A healthy brake booster should hold vacuum pressure even when the engine is off. If the vacuum pressure drops rapidly, it can indicate a leak in the system or a faulty check valve.
Step 3: Repair the Faulty Parts.
If the diagnosis confirms a lousy brake booster, the next step is to repair or replace the faulty components.
In some cases, fixing the vacuum lines or replacing a damaged check valve may resolve the issue.
However, replacing the entire brake booster may be necessary if the diaphragm is punctured or torn.
Replacing a brake booster involves:
- Disconnecting the brake lines and vacuum lines.
- Removing the booster from the firewall.
- Installing a new unit.
Once installed, bleed the brake system off any air pockets to ensure proper functioning.
It is essential to note that brake booster repair or replacement requires a high degree of technical skill and knowledge.
It is best to seek the assistance of a professional mechanic or automotive technician to diagnose and repair a bad brake booster.

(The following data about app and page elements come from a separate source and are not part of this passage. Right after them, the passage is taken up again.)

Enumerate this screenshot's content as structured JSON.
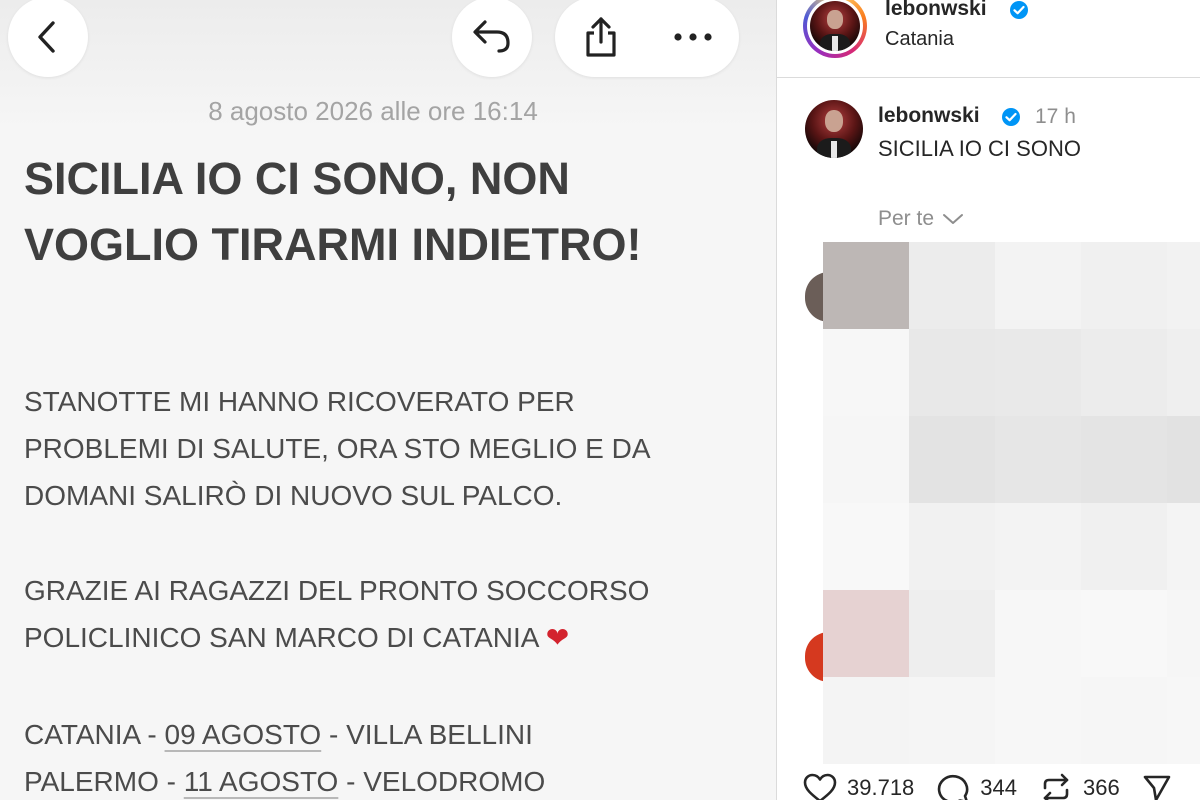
{
  "note": {
    "date": "8 agosto 2026 alle ore 16:14",
    "title_line1": "SICILIA IO CI SONO, NON",
    "title_line2": "VOGLIO TIRARMI INDIETRO!",
    "para1_line1": "STANOTTE MI HANNO RICOVERATO PER",
    "para1_line2": "PROBLEMI DI SALUTE, ORA STO MEGLIO E DA",
    "para1_line3": "DOMANI SALIRÒ DI NUOVO SUL PALCO.",
    "para2_line1": "GRAZIE AI RAGAZZI DEL PRONTO SOCCORSO",
    "para2_line2": "POLICLINICO SAN MARCO DI CATANIA",
    "heart_emoji": "❤",
    "dates": [
      {
        "city": "CATANIA - ",
        "date": "09 AGOSTO",
        "venue": " - VILLA BELLINI"
      },
      {
        "city": "PALERMO - ",
        "date": "11 AGOSTO",
        "venue": " - VELODROMO"
      }
    ]
  },
  "toolbar": {
    "icons": [
      "back-chevron-icon",
      "reply-arrow-icon",
      "share-icon",
      "more-icon"
    ]
  },
  "instagram": {
    "header_username": "lebonwski",
    "header_location": "Catania",
    "post_username": "lebonwski",
    "post_time": "17 h",
    "caption": "SICILIA IO CI SONO",
    "comments_filter": "Per te",
    "likes": "39.718",
    "comments": "344",
    "reposts": "366",
    "accent_verified": "#0095f6"
  }
}
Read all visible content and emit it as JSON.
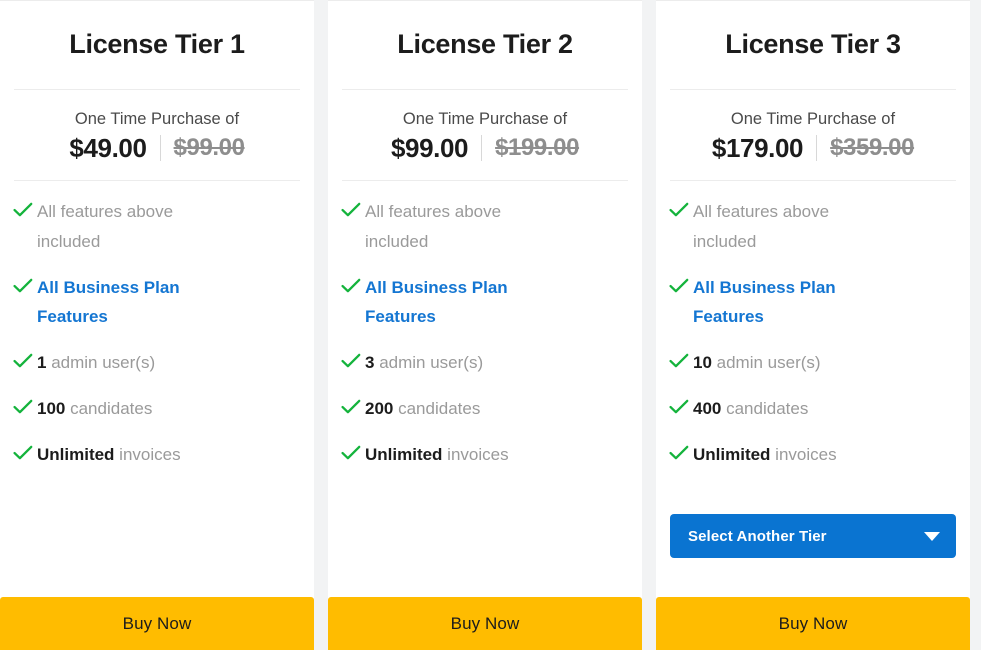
{
  "colors": {
    "check_green": "#14b33c",
    "link_blue": "#1476d2",
    "button_blue": "#0a74d1",
    "buy_yellow": "#ffbc00",
    "muted_text": "#9a9a9a",
    "page_background": "#f2f3f4"
  },
  "price_caption": "One Time Purchase of",
  "buy_label": "Buy Now",
  "tier_select_label": "Select Another Tier",
  "cards": [
    {
      "title": "License Tier 1",
      "price_caption": "One Time Purchase of",
      "price_now": "$49.00",
      "price_was": "$99.00",
      "features": [
        {
          "lead": "",
          "rest": "All features above included",
          "style": "muted"
        },
        {
          "lead": "",
          "rest": "All Business Plan Features",
          "style": "link"
        },
        {
          "lead": "1",
          "rest": " admin user(s)",
          "style": "muted"
        },
        {
          "lead": "100",
          "rest": " candidates",
          "style": "muted"
        },
        {
          "lead": "Unlimited",
          "rest": " invoices",
          "style": "muted"
        }
      ],
      "has_tier_select": false,
      "buy_label": "Buy Now"
    },
    {
      "title": "License Tier 2",
      "price_caption": "One Time Purchase of",
      "price_now": "$99.00",
      "price_was": "$199.00",
      "features": [
        {
          "lead": "",
          "rest": "All features above included",
          "style": "muted"
        },
        {
          "lead": "",
          "rest": "All Business Plan Features",
          "style": "link"
        },
        {
          "lead": "3",
          "rest": " admin user(s)",
          "style": "muted"
        },
        {
          "lead": "200",
          "rest": " candidates",
          "style": "muted"
        },
        {
          "lead": "Unlimited",
          "rest": " invoices",
          "style": "muted"
        }
      ],
      "has_tier_select": false,
      "buy_label": "Buy Now"
    },
    {
      "title": "License Tier 3",
      "price_caption": "One Time Purchase of",
      "price_now": "$179.00",
      "price_was": "$359.00",
      "features": [
        {
          "lead": "",
          "rest": "All features above included",
          "style": "muted"
        },
        {
          "lead": "",
          "rest": "All Business Plan Features",
          "style": "link"
        },
        {
          "lead": "10",
          "rest": " admin user(s)",
          "style": "muted"
        },
        {
          "lead": "400",
          "rest": " candidates",
          "style": "muted"
        },
        {
          "lead": "Unlimited",
          "rest": " invoices",
          "style": "muted"
        }
      ],
      "has_tier_select": true,
      "tier_select_label": "Select Another Tier",
      "buy_label": "Buy Now"
    }
  ]
}
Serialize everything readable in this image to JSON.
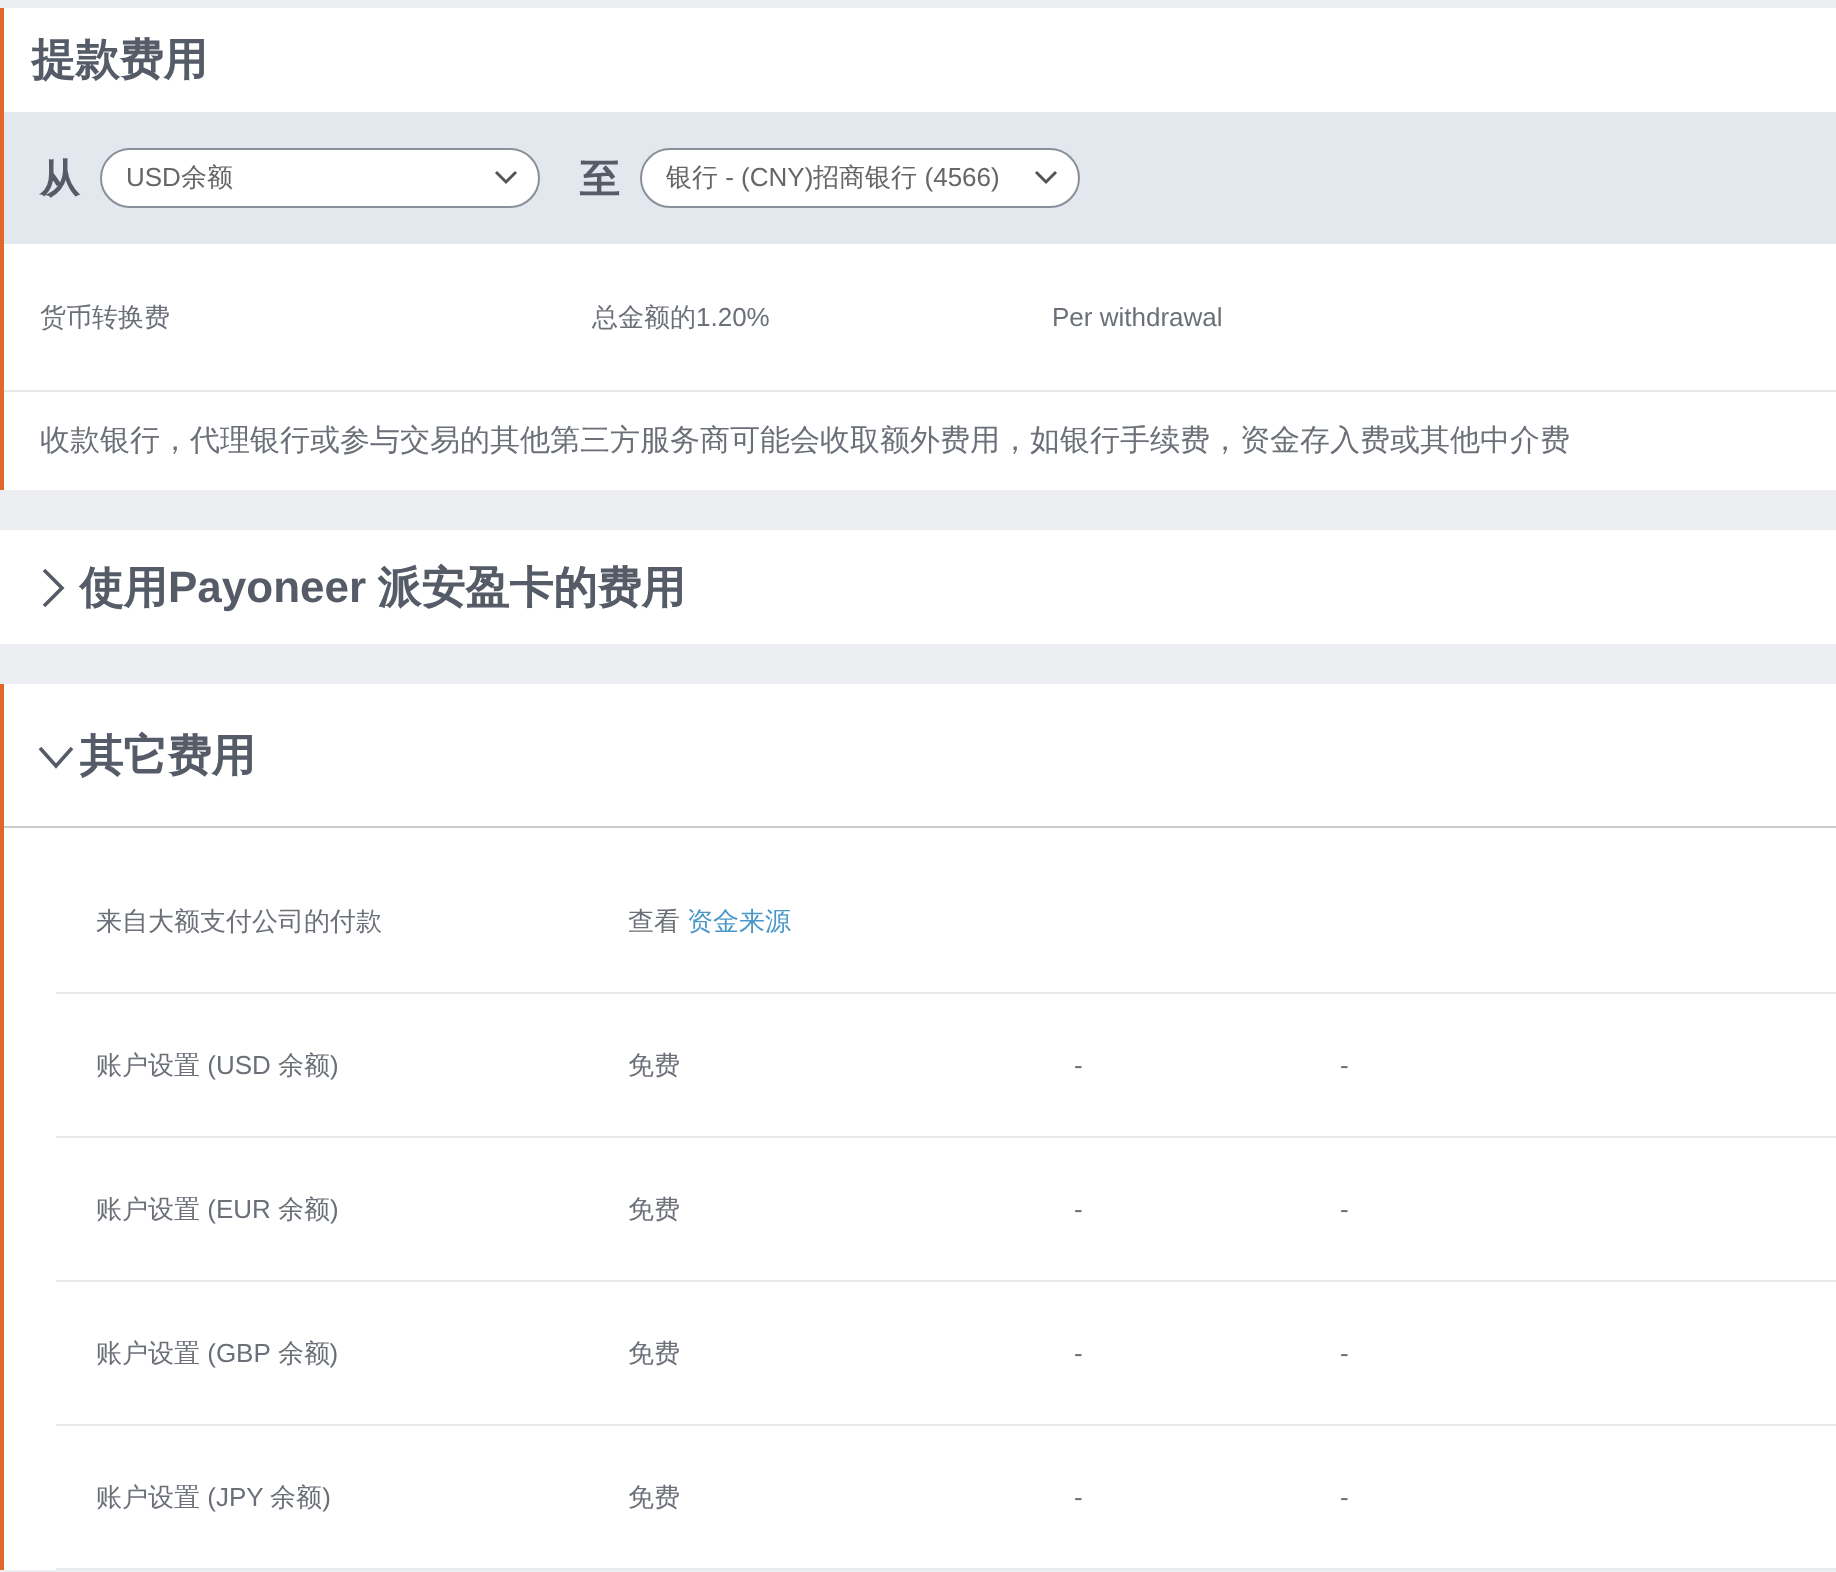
{
  "withdrawal_fees": {
    "title": "提款费用",
    "from_label": "从",
    "from_select": "USD余额",
    "to_label": "至",
    "to_select": "银行 - (CNY)招商银行 (4566)",
    "fees": [
      {
        "name": "货币转换费",
        "amount": "总金额的1.20%",
        "basis": "Per withdrawal"
      }
    ],
    "note": "收款银行，代理银行或参与交易的其他第三方服务商可能会收取额外费用，如银行手续费，资金存入费或其他中介费"
  },
  "card_fees": {
    "title": "使用Payoneer 派安盈卡的费用",
    "expanded": false
  },
  "other_fees": {
    "title": "其它费用",
    "expanded": true,
    "rows": [
      {
        "label": "来自大额支付公司的付款",
        "value": "查看",
        "link": "资金来源"
      },
      {
        "label": "账户设置 (USD 余额)",
        "value": "免费",
        "column_3": "-",
        "column_4": "-"
      },
      {
        "label": "账户设置 (EUR 余额)",
        "value": "免费",
        "column_3": "-",
        "column_4": "-"
      },
      {
        "label": "账户设置 (GBP 余额)",
        "value": "免费",
        "column_3": "-",
        "column_4": "-"
      },
      {
        "label": "账户设置 (JPY 余额)",
        "value": "免费",
        "column_3": "-",
        "column_4": "-"
      }
    ]
  }
}
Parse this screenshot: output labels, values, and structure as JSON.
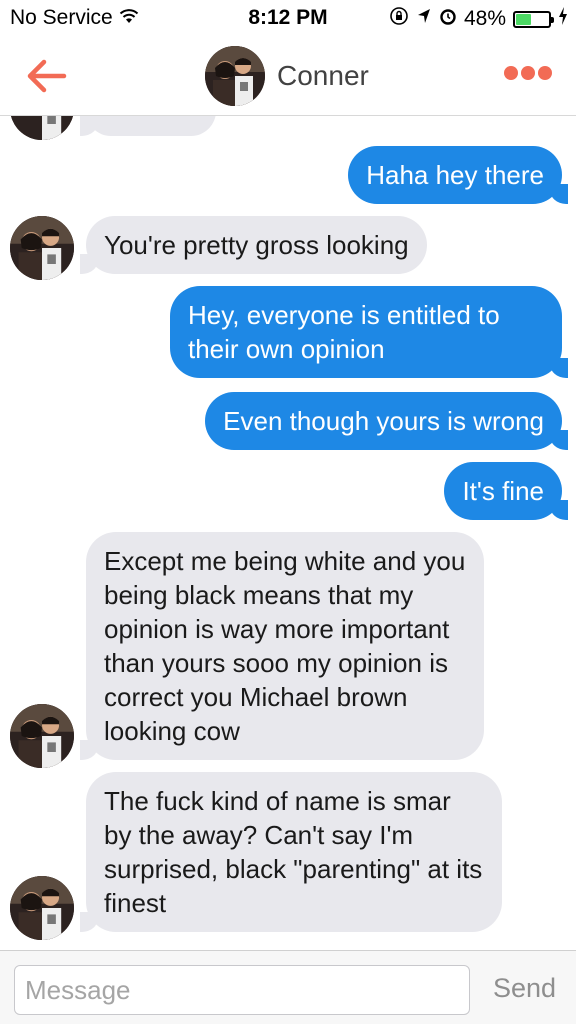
{
  "status_bar": {
    "carrier": "No Service",
    "time": "8:12 PM",
    "battery_percent": "48%",
    "battery_level": 0.48,
    "icons": [
      "wifi-icon",
      "lock-rotation-icon",
      "location-arrow-icon",
      "alarm-icon",
      "battery-icon",
      "charging-bolt-icon"
    ]
  },
  "header": {
    "back_icon": "back-arrow-icon",
    "contact_name": "Conner",
    "more_icon": "more-dots-icon",
    "accent_color": "#f26b55"
  },
  "messages": [
    {
      "sender": "contact",
      "text": ""
    },
    {
      "sender": "me",
      "text": "Haha hey there"
    },
    {
      "sender": "contact",
      "text": "You're pretty gross looking"
    },
    {
      "sender": "me",
      "text": "Hey, everyone is entitled to their own opinion"
    },
    {
      "sender": "me",
      "text": "Even though yours is wrong"
    },
    {
      "sender": "me",
      "text": "It's fine"
    },
    {
      "sender": "contact",
      "text": "Except me being white and you being black means that my opinion is way more important than yours sooo my opinion is correct you Michael brown looking cow"
    },
    {
      "sender": "contact",
      "text": "The fuck kind of name is smar by the away? Can't say I'm surprised, black \"parenting\" at its finest"
    }
  ],
  "colors": {
    "outgoing_bubble": "#1e88e5",
    "incoming_bubble": "#e8e8ed"
  },
  "compose": {
    "placeholder": "Message",
    "value": "",
    "send_label": "Send"
  }
}
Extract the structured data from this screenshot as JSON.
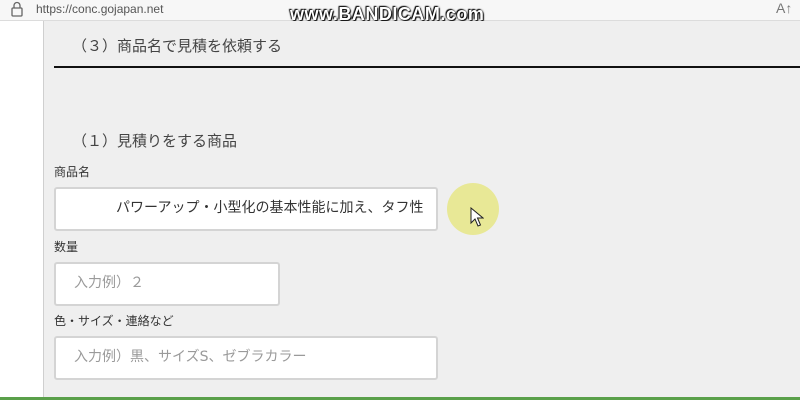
{
  "browser": {
    "url": "https://conc.gojapan.net",
    "watermark": "www.BANDICAM.com",
    "read_aloud_label": "A↑"
  },
  "page": {
    "section_title": "（３）商品名で見積を依頼する",
    "subsection_title": "（１）見積りをする商品",
    "fields": {
      "product_name": {
        "label": "商品名",
        "value": "パワーアップ・小型化の基本性能に加え、タフ性"
      },
      "quantity": {
        "label": "数量",
        "placeholder": "入力例）２"
      },
      "options": {
        "label": "色・サイズ・連絡など",
        "placeholder": "入力例）黒、サイズS、ゼブラカラー"
      }
    }
  }
}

Importance of Maintaining a Healthy Brake Booster
Preserving a sound brake booster is imperative for guaranteeing an automobile's braking system's security, dependability, and maximum capacity.
The brake booster is a significant element of cutting-edge braking systems, increasing the strength of the brake pedal. It also allows operators to gain the most braking power with the slightest exertion.
Neglecting the maintenance of the brake booster can result in reduced brake performance, compromising the vehicle's safety and potentially leading to accidents.
Regular maintenance of the brake booster involves inspecting and testing its components and addressing any issues promptly.
This includes checking the vacuum lines for leaks or damage, inspecting the diaphragm for wear or damage, and testing the booster's vacuum pressure.
Regular inspection and maintenance can help identify potential issues early, preventing them from worsening and becoming more expensive.
One of the primary benefits of maintaining a healthy brake booster is improved braking performance.
A healthy brake booster ensures the vehicle can stop quickly and safely, even in emergencies. Keeping a healthy brake booster reduces collisions and safeguards occupants and other motorists.
Additionally, it enhances fuel efficiency. When the booster is faulty, the motor has to operate harder, escalating petrol utilization and cutting fuel efficiency.
Accordingly, drivers can save on fuel expenditure and reduce their environmental footprint by keeping a sound brake booster.
Moreover, routine maintenance of the brake booster prolongs the life of the braking components, reducing the requirement for expensive repairs or substitutions.
This saves drivers a lot of money long-term and enhances the vehicle's overall dependability.